Every year since 1989 Mainly Mozart has been bringing many of the best orchestra musicians in the country to San Diego to perform a month-long series of concerts ranging from solo recitals to orchestral. When Michael Francis succeeded founding music director and conductor David Atherton in 2015 he reemphasized the organization's name by planning a six-year chronological traversal of Mozart's music. The first-year featured Mozart as prodigy. This year, the third, Mozart is a "rebel" breaking ranks with the music establishment and the control of his father Leopold.
As a concept, I can't argue with the clever choice of composer Jean-Féry Rebel's 1737 ballet Les Élémens to open the season, and not just because of the composer's name. The work announces itself with a rebellious dissonant 12-note chord, perhaps suggested to Jean-Féry when he time-traveled to the late 20th Century to listen to György Ligeti's Atmosphères. Unfortunately, Les Élémens isn't performed very often because, beyond that startling first chord and a lively well-orchestrated finale, it is average Baroque Era fare, even when woodwinds and percussion frolic and the entire orchestra plays with style and precision, as it did on this night at the Balboa Theater.
Mozart's Piano Concerto No. 13 is quite a different story. It's one of three he wrote when 27 for his own performances in Vienna when he was maturing rapidly into a style of his own. The 13th would probably be programmed more often and called a great piano concerto in the Classical style If he hadn't written 27 piano concertos, some even more emotionally and technically marvelous. Solo pianist Anne-Marie McDermott, a frequent and welcome Mainly Mozart performer, gave an idiomatic performance with sparkling, evenly executed runs and trills and exquisite clarity at all tempos.

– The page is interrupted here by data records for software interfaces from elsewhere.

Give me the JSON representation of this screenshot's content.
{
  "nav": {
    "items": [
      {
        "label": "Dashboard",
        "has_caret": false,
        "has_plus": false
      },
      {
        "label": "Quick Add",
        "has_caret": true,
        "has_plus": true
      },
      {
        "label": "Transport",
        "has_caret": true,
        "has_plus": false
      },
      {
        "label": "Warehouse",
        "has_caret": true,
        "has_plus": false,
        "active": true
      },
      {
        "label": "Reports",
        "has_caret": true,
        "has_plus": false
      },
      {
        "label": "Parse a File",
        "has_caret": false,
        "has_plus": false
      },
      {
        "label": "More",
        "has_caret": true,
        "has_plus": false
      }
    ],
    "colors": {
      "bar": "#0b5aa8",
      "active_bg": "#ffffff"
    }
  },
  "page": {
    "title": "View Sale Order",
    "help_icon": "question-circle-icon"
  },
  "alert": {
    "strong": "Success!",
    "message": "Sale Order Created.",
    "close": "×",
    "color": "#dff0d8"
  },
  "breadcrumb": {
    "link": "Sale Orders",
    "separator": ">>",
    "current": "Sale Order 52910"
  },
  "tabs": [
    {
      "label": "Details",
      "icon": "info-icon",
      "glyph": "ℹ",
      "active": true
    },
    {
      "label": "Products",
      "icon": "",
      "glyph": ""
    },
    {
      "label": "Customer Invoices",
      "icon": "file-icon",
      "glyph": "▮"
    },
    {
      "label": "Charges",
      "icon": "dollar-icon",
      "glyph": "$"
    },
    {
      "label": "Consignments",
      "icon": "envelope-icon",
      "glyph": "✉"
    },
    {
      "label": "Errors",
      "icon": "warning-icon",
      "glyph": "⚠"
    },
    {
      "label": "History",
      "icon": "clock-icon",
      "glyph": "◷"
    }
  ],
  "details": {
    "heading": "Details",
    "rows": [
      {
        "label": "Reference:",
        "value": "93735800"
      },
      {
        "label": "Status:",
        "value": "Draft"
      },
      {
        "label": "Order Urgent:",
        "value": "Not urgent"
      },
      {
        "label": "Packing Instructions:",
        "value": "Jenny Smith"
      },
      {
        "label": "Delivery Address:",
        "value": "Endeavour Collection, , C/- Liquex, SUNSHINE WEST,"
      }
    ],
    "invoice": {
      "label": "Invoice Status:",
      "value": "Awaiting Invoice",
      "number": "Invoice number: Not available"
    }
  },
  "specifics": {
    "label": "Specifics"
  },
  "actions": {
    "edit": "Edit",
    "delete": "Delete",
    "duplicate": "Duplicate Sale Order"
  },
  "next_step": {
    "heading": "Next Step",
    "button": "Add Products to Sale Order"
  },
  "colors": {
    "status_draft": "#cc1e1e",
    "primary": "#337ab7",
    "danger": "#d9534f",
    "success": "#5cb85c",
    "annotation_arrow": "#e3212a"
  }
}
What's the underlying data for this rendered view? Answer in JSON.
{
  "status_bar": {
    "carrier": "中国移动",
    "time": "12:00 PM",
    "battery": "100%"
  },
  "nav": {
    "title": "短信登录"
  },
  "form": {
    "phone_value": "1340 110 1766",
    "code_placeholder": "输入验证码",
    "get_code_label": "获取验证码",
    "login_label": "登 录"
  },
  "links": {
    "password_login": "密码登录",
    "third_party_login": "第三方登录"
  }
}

Following intermission, Francis set a fast tempo for Mozart's overture to the
Abduction from the Seraglio. Mozart, with a salesman's recognition of Europe's craze for Turkish music in the late 18th century, included a drum, triangle and cymbals in his orchestration. The performance was an enjoyable romp and a perfect setup for Beethoven, the rebel whose second symphony concluded the concert. It was performed with compelling drive, effective dynamic contrasts, and wonderfully clear section balances. But what else would you expect from an enthusiastic young conductor leading a band that includes 15 concert masters competing for first chair?
The Mainly Mozart festival continues through June 24. Visit the Mainly Mozart website for more information.
Orchestra photo Ron Bierman, others courtesy Mainly Mozart.